■ WHAT THIS TASK INVOLVES: The expected output is the complete data, reproduced exactly.

======== INFORMATION ========

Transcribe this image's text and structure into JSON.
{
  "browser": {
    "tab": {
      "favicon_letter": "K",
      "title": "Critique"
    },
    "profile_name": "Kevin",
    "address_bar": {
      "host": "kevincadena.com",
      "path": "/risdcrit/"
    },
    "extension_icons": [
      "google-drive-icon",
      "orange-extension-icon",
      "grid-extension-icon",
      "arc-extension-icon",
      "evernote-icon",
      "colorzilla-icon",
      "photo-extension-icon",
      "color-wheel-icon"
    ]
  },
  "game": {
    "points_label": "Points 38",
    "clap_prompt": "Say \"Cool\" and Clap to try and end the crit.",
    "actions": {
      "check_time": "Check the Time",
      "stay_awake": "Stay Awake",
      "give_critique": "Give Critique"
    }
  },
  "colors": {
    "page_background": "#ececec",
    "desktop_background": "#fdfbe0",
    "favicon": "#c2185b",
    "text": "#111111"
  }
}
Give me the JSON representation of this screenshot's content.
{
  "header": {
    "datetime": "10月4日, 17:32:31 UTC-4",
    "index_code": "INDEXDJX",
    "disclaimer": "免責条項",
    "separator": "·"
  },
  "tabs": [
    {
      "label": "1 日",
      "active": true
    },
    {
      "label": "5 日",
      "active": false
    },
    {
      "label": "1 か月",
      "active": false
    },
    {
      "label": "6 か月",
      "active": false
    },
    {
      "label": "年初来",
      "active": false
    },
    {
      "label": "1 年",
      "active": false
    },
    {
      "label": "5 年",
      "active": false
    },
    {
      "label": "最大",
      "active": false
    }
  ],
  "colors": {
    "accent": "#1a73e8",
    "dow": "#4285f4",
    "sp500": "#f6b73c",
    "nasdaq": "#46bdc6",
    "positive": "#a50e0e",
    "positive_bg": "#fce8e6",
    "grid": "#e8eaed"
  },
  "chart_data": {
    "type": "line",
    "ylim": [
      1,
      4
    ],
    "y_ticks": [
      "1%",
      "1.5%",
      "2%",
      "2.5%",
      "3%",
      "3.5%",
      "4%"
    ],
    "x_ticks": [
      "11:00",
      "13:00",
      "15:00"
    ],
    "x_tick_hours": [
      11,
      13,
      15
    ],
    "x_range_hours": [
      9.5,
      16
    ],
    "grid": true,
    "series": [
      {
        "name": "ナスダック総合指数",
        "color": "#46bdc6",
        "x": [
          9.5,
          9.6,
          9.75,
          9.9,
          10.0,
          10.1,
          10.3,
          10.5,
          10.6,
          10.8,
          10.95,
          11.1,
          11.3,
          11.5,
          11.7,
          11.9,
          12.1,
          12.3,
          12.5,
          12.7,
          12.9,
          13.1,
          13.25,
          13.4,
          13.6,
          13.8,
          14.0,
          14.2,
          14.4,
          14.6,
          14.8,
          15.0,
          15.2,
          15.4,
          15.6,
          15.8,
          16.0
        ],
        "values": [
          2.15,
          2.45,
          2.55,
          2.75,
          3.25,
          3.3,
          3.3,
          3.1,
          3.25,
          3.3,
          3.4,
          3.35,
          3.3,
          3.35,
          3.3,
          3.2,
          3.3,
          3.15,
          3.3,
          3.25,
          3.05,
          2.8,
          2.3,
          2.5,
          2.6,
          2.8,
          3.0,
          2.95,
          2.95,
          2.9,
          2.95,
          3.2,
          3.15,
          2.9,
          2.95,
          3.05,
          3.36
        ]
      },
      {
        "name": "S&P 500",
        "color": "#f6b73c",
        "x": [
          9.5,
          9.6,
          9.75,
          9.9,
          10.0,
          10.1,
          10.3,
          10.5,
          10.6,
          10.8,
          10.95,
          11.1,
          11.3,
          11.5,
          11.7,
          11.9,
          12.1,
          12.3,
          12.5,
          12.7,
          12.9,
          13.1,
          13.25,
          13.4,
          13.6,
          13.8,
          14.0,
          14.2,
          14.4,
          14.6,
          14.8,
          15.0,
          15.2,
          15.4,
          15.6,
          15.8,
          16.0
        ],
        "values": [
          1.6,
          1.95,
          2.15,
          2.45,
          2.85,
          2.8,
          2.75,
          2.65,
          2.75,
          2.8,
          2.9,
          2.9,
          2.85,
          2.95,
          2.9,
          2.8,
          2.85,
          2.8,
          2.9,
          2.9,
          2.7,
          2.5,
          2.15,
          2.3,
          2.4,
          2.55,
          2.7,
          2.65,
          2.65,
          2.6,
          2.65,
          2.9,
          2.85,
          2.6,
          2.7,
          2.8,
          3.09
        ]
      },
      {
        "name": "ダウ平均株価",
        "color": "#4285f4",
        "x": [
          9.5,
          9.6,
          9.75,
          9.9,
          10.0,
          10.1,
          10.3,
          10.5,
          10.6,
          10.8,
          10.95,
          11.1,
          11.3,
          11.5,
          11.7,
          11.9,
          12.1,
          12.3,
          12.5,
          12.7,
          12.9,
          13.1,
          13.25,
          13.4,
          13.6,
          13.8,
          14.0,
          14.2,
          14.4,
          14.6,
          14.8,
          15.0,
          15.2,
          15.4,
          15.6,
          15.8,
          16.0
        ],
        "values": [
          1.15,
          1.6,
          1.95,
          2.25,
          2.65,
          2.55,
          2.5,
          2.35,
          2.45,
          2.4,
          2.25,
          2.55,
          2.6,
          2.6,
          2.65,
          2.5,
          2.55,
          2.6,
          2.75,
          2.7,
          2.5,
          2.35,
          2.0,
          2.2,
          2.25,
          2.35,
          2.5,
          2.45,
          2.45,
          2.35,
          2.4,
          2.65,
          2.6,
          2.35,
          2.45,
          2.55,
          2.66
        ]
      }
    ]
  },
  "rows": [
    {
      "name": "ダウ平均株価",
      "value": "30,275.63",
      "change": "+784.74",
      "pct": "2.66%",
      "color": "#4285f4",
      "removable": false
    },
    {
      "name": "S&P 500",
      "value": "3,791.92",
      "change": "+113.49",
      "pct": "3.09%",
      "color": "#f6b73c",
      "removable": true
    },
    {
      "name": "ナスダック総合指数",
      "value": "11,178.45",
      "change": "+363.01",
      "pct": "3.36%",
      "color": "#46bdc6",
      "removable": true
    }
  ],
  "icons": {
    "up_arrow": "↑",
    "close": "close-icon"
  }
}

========

■ FINISHED TASK:
Transcribe this image's text and structure into JSON.
{
  "browser": {
    "tab": {
      "favicon_letter": "K",
      "title": "Critique"
    },
    "profile_name": "Kevin",
    "address_bar": {
      "host": "kevincadena.com",
      "path": "/risdcrit/"
    },
    "extension_icons": [
      "google-drive-icon",
      "orange-extension-icon",
      "grid-extension-icon",
      "arc-extension-icon",
      "evernote-icon",
      "colorzilla-icon",
      "photo-extension-icon",
      "color-wheel-icon"
    ]
  },
  "game": {
    "points_label": "Points 38",
    "clap_prompt": "Say \"Cool\" and Clap to try and end the crit.",
    "actions": {
      "check_time": "Check the Time",
      "stay_awake": "Stay Awake",
      "give_critique": "Give Critique"
    }
  },
  "colors": {
    "page_background": "#ececec",
    "desktop_background": "#fdfbe0",
    "favicon": "#c2185b",
    "text": "#111111"
  }
}
Give me the JSON representation of this screenshot's content.
{
  "header": {
    "datetime": "10月4日, 17:32:31 UTC-4",
    "index_code": "INDEXDJX",
    "disclaimer": "免責条項",
    "separator": "·"
  },
  "tabs": [
    {
      "label": "1 日",
      "active": true
    },
    {
      "label": "5 日",
      "active": false
    },
    {
      "label": "1 か月",
      "active": false
    },
    {
      "label": "6 か月",
      "active": false
    },
    {
      "label": "年初来",
      "active": false
    },
    {
      "label": "1 年",
      "active": false
    },
    {
      "label": "5 年",
      "active": false
    },
    {
      "label": "最大",
      "active": false
    }
  ],
  "colors": {
    "accent": "#1a73e8",
    "dow": "#4285f4",
    "sp500": "#f6b73c",
    "nasdaq": "#46bdc6",
    "positive": "#a50e0e",
    "positive_bg": "#fce8e6",
    "grid": "#e8eaed"
  },
  "chart_data": {
    "type": "line",
    "ylim": [
      1,
      4
    ],
    "y_ticks": [
      "1%",
      "1.5%",
      "2%",
      "2.5%",
      "3%",
      "3.5%",
      "4%"
    ],
    "x_ticks": [
      "11:00",
      "13:00",
      "15:00"
    ],
    "x_tick_hours": [
      11,
      13,
      15
    ],
    "x_range_hours": [
      9.5,
      16
    ],
    "grid": true,
    "series": [
      {
        "name": "ナスダック総合指数",
        "color": "#46bdc6",
        "x": [
          9.5,
          9.6,
          9.75,
          9.9,
          10.0,
          10.1,
          10.3,
          10.5,
          10.6,
          10.8,
          10.95,
          11.1,
          11.3,
          11.5,
          11.7,
          11.9,
          12.1,
          12.3,
          12.5,
          12.7,
          12.9,
          13.1,
          13.25,
          13.4,
          13.6,
          13.8,
          14.0,
          14.2,
          14.4,
          14.6,
          14.8,
          15.0,
          15.2,
          15.4,
          15.6,
          15.8,
          16.0
        ],
        "values": [
          2.15,
          2.45,
          2.55,
          2.75,
          3.25,
          3.3,
          3.3,
          3.1,
          3.25,
          3.3,
          3.4,
          3.35,
          3.3,
          3.35,
          3.3,
          3.2,
          3.3,
          3.15,
          3.3,
          3.25,
          3.05,
          2.8,
          2.3,
          2.5,
          2.6,
          2.8,
          3.0,
          2.95,
          2.95,
          2.9,
          2.95,
          3.2,
          3.15,
          2.9,
          2.95,
          3.05,
          3.36
        ]
      },
      {
        "name": "S&P 500",
        "color": "#f6b73c",
        "x": [
          9.5,
          9.6,
          9.75,
          9.9,
          10.0,
          10.1,
          10.3,
          10.5,
          10.6,
          10.8,
          10.95,
          11.1,
          11.3,
          11.5,
          11.7,
          11.9,
          12.1,
          12.3,
          12.5,
          12.7,
          12.9,
          13.1,
          13.25,
          13.4,
          13.6,
          13.8,
          14.0,
          14.2,
          14.4,
          14.6,
          14.8,
          15.0,
          15.2,
          15.4,
          15.6,
          15.8,
          16.0
        ],
        "values": [
          1.6,
          1.95,
          2.15,
          2.45,
          2.85,
          2.8,
          2.75,
          2.65,
          2.75,
          2.8,
          2.9,
          2.9,
          2.85,
          2.95,
          2.9,
          2.8,
          2.85,
          2.8,
          2.9,
          2.9,
          2.7,
          2.5,
          2.15,
          2.3,
          2.4,
          2.55,
          2.7,
          2.65,
          2.65,
          2.6,
          2.65,
          2.9,
          2.85,
          2.6,
          2.7,
          2.8,
          3.09
        ]
      },
      {
        "name": "ダウ平均株価",
        "color": "#4285f4",
        "x": [
          9.5,
          9.6,
          9.75,
          9.9,
          10.0,
          10.1,
          10.3,
          10.5,
          10.6,
          10.8,
          10.95,
          11.1,
          11.3,
          11.5,
          11.7,
          11.9,
          12.1,
          12.3,
          12.5,
          12.7,
          12.9,
          13.1,
          13.25,
          13.4,
          13.6,
          13.8,
          14.0,
          14.2,
          14.4,
          14.6,
          14.8,
          15.0,
          15.2,
          15.4,
          15.6,
          15.8,
          16.0
        ],
        "values": [
          1.15,
          1.6,
          1.95,
          2.25,
          2.65,
          2.55,
          2.5,
          2.35,
          2.45,
          2.4,
          2.25,
          2.55,
          2.6,
          2.6,
          2.65,
          2.5,
          2.55,
          2.6,
          2.75,
          2.7,
          2.5,
          2.35,
          2.0,
          2.2,
          2.25,
          2.35,
          2.5,
          2.45,
          2.45,
          2.35,
          2.4,
          2.65,
          2.6,
          2.35,
          2.45,
          2.55,
          2.66
        ]
      }
    ]
  },
  "rows": [
    {
      "name": "ダウ平均株価",
      "value": "30,275.63",
      "change": "+784.74",
      "pct": "2.66%",
      "color": "#4285f4",
      "removable": false
    },
    {
      "name": "S&P 500",
      "value": "3,791.92",
      "change": "+113.49",
      "pct": "3.09%",
      "color": "#f6b73c",
      "removable": true
    },
    {
      "name": "ナスダック総合指数",
      "value": "11,178.45",
      "change": "+363.01",
      "pct": "3.36%",
      "color": "#46bdc6",
      "removable": true
    }
  ],
  "icons": {
    "up_arrow": "↑",
    "close": "close-icon"
  }
}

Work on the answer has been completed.